■ App and web page records:

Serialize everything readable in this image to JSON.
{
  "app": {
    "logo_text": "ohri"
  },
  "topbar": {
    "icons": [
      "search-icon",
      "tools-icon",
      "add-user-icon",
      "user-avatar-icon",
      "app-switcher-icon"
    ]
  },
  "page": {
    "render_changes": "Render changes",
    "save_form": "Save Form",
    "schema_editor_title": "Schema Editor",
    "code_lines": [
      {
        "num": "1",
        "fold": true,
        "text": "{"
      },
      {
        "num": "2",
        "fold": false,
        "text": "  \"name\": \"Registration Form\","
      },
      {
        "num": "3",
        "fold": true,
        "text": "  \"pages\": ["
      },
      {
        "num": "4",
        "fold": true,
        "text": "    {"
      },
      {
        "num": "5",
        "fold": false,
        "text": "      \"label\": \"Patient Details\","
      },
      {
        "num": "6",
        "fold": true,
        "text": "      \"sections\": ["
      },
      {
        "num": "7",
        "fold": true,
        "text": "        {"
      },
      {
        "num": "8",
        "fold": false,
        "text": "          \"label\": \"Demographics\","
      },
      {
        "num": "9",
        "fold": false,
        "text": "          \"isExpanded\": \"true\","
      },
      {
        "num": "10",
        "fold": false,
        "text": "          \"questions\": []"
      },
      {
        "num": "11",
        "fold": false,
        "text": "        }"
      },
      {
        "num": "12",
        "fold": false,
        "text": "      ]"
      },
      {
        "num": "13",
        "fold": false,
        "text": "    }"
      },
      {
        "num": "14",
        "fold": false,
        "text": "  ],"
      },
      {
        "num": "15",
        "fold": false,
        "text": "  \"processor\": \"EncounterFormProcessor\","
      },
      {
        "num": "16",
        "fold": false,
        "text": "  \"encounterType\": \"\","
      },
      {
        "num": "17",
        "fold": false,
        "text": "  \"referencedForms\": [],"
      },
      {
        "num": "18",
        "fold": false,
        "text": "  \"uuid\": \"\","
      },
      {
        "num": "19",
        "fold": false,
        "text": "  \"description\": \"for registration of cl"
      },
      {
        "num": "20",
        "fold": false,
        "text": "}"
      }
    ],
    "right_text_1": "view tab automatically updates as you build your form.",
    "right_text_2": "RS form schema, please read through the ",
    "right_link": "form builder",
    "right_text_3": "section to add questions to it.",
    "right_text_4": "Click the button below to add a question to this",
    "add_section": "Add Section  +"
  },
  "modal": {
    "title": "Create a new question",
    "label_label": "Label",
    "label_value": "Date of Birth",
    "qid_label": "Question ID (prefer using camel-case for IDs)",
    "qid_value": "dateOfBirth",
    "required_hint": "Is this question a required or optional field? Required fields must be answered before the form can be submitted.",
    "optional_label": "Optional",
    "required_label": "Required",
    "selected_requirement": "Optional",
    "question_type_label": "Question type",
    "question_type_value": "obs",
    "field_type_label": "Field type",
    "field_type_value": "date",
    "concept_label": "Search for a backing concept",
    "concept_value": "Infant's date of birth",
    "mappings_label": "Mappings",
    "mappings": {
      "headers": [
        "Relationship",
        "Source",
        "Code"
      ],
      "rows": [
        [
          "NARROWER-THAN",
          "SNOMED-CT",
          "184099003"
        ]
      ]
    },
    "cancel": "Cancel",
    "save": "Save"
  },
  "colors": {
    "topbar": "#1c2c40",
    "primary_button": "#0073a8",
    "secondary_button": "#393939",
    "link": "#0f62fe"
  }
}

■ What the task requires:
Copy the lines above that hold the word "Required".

■ Answer to this problem:
    "required_hint": "Is this question a required or optional field? Required fields must be answered before the form can be submitted.",
    "required_label": "Required",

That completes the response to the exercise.